After defeats to South Africa, Pakistan and India, victory over Virat Kohli’s men in Perth must have felt a long-time coming.
6. World fair
Winning team gold and individual silver medals at a Commonwealth Games on home soil guarantees widespread coverage, but it was Jake Birtwhistle’s performance at a global level that catapulted him beyond fellow Gold Coast champions to the Tasmanian Athlete of the Year award.
The humble 23-year-old finished third in the ITU World Triathlon Series, becoming just the second Aussie to achieve a podium finish.
A champion ambassador as well as triathlete, who had also helped Australia win a silver medal at the mixed relay world championships, Birtwhistle said: “It's been such a big year for Tasmanian sport and to be recognised as a contributor to that is one thing and taking out the award is another."
7. Kooking lesson
It is a testament to the phenomenal success of both Eddie Ockenden and his Kookaburras teammates that their bronze medal at the World Cup in December may have been viewed as a disappointment.
The most experienced member of the squad in India, Ockenden had won both his previous World Cup tournaments and was responsible for the last-minute equaliser that took the semi-final to a penalty shootout.
The Dutch prevailed 4-3 before Ockenden led the Aussies to an 8-1 thrashing of England to add a bronze medal to the golds he helped them win earlier this season at the International Festival of Hockey, World League Final, Sultan Azlan Shah, Commonwealth Games and Champions Trophy.
8. Perth glory
Having just squeezed into the Big Bash League semi-finals despite an inferior net run rate to the fifth-placed Sydney Sixers, the Hobart Hurricanes were viewed as lambs to the slaughter when entering the furnace of the reigning champions and minor premiers.
But in front of 53,000 expectant spectators at the magnificent new Perth Stadium, the Scorchers were blown away in the match of the tournament.
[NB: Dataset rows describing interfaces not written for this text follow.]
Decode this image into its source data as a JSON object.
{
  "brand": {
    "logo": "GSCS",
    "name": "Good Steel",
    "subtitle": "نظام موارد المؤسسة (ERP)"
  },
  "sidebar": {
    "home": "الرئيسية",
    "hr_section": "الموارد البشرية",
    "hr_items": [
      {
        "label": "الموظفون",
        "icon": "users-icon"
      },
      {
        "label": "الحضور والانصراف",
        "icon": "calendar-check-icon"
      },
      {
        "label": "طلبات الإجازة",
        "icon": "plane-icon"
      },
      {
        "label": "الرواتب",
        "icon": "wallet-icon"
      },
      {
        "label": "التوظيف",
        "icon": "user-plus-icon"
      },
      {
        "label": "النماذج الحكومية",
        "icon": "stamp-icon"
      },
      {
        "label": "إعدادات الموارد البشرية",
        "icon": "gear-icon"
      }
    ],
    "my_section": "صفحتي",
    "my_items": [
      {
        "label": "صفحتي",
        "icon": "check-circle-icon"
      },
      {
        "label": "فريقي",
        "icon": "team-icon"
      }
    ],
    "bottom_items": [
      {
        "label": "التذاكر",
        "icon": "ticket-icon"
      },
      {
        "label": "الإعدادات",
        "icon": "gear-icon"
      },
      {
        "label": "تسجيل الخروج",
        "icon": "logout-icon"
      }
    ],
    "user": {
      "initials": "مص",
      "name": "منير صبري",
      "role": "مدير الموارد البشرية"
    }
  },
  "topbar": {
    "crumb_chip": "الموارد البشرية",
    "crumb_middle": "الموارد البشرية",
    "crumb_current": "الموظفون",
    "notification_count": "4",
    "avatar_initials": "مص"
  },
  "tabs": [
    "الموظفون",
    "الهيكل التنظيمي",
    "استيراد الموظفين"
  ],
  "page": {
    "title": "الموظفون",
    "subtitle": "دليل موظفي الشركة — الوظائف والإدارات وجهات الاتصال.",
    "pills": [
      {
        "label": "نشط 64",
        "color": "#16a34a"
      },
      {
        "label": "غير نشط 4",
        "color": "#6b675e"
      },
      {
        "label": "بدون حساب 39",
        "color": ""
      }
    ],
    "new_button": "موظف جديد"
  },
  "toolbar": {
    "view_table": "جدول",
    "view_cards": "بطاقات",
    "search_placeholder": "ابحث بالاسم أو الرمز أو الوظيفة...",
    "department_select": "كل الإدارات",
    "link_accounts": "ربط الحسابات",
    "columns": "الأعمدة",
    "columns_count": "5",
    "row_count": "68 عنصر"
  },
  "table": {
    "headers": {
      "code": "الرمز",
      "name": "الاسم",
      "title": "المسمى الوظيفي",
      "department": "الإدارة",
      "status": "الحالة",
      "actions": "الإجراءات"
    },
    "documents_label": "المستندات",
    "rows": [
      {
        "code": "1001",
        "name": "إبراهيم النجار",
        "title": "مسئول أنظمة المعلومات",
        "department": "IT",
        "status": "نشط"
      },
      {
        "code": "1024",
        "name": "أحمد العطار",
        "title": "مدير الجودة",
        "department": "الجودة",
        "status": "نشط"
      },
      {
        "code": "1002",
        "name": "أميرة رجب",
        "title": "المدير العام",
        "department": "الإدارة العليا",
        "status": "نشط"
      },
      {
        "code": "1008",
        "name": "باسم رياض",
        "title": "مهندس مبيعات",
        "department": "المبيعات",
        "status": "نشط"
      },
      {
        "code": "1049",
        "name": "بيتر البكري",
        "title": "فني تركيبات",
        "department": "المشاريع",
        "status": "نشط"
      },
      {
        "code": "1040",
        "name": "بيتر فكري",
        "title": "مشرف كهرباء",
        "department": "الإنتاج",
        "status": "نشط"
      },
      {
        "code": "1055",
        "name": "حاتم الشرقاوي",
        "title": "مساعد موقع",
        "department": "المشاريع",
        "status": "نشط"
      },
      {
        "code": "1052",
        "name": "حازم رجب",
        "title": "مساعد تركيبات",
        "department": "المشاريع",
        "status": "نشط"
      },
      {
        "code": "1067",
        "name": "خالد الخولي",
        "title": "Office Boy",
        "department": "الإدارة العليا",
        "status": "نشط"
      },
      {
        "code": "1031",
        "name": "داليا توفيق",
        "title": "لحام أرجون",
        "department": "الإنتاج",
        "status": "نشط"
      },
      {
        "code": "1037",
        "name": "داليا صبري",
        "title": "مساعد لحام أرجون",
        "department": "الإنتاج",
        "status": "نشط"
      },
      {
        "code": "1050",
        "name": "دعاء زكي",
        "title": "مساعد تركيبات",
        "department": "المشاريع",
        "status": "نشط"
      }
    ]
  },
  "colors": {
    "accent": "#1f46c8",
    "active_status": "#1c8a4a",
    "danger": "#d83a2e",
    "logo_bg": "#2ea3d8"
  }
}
Matthew Wade’s 71 ultimately proved the margin of victory as Dan Christian’s 4-17 ensured the home side never got near the formidable total of 4-210.
Sadly there was to be no fairytale ending for George Bailey’s men who, just three days later, went down to an Adelaide Strikers outfit that had squeezed into the final with a one-run defeat of Melbourne Renegades.
9. Distant feat
Since winning the 2017 Zatopek Classic, Stewart McSweyn had set personal best times over six different distances.
When he repeated the victory in December and slashed another 15 seconds off his PB, McSweyn firmly cemented his status as Australia’s best distance runner since Craig Mottram.
One of the few Tasmanian Commonwealth Games representatives not to land a medal, McSweyn has monopolised Tasmanian running records while proudly projecting his native King Island onto the Australian athletics map.
Furthermore, Nic Bideau, who coached both, is firmly of the belief that McSweyn will eventually surpass Mottram’s achievements.
10. Wurf the wait
Becoming an Olympic rower and WorldTour cyclist wasn’t enough for Cam Wurf.
Reversing the sporting career switch that saw Porte give up on triathlon to become a top cyclist, Wurf utilised his riding pedigree by branching out into ironman events.
For the second year running he set a cycling record while leading the world championship in Hawaii.
Never one to rest on his laurels, the 35-year-old Wurf set himself a simple goal for 2019: “I have to aim to win – it’s the obvious target.”